The limbo state of the map makes it uncertain which district will include Oberlin. In previous elections, Oberlin was part of the Ohio 4th Congressional District, held by Jim Jordan; the 56th State Congressional District, held by Joe Miller; and Ohio Senate District 13, held by Nathan Manning.

Maps that were passed this fall and later struck down by the Ohio Supreme Court changed some of the boundaries for Oberlin’s U.S. and state districts.
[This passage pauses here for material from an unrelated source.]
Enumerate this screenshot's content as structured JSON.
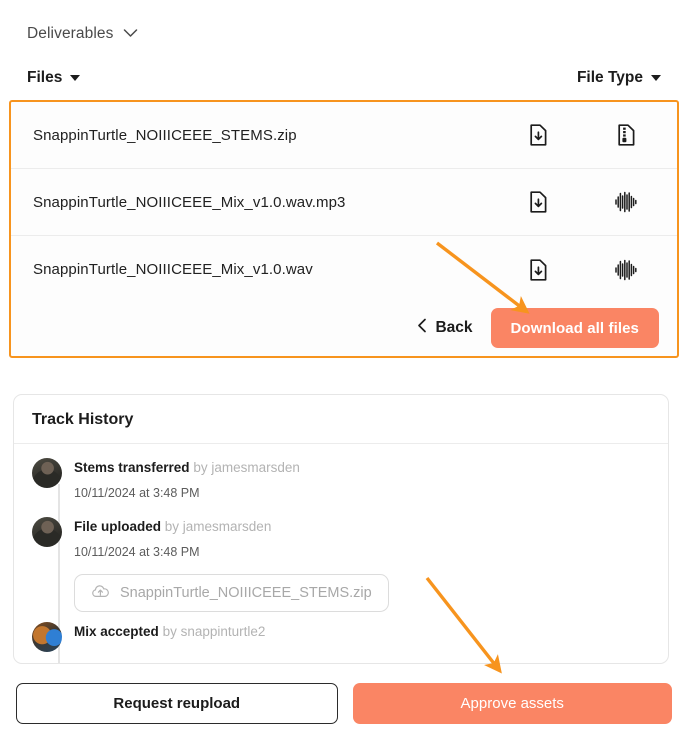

Oberlin was moved out of Democrat Joe Miller’s district; in response local city council member Bryan Burgess decided to run for Ohio House against Republican incumbent Dick Stein in the 53rd District.

“The second map that [the commission] submitted showed Oberlin being out of the traditional district that we’ve been in for decades,” Burgess said. “Oberlin has often been in the same district as other cities and central Lorain County and the new map that they drew pulled Oberlin out of that district and put it into Southern Lorain

County and further west into Huron and Erie counties.” As the maps have yet to be finalized due to current litigation, the boundaries for the district Burgess is running in are not yet finalized. Nonetheless, the filing deadline to run was Feb. 2, so Burgess filed in the 53rd District even though future maps could put Oberlin in a different district.

“Candidates across the state of Ohio filed to run in a district,” Burgess said. “Those districts are up in the air, they’re undefined. They may not even exist on the next map that gets approved. And so even though I’ve filed in the 53rd, Oberlin may not be in the 53rd District on the next approved map.”

The chaos of the redistricting has also caused confusion for voters who are uncertain what the boundaries of their district are or what candidates they will be voting for this spring. Nonetheless, Page urges voters, especially students, to focus on things they can control while they wait, like getting registered to vote.

“I think it’s less important to focus on the details of what the ultimate congressional districts will be, but to remember that participating is important,” Page said. “And although there’s not that much we can do right now about what congressional district or legislative district that we will be in Oberlin, we can make sure that we’re ready to participate.”

Despite the uncertainty created for voters and candidates like Burgess, the month-long legal fight could result in more democratic maps that better represent the residents of Ohio.

“I think [having a fair map] is a reasonable hope,” Ricker said. “I think that we’re not gonna be left with the really gerrymandered map that the Republicans came up with. I mean, some parts of the state will seem pretty gerrymandered possibly, but there’s some really glaring problems, especially down around Cincinnati that were really obvious gerrymanders.”

The deadline to register to vote in the Ohio primary is April 4. Students interested in helping with voter registration can reach out to OC Votes at OCvotes@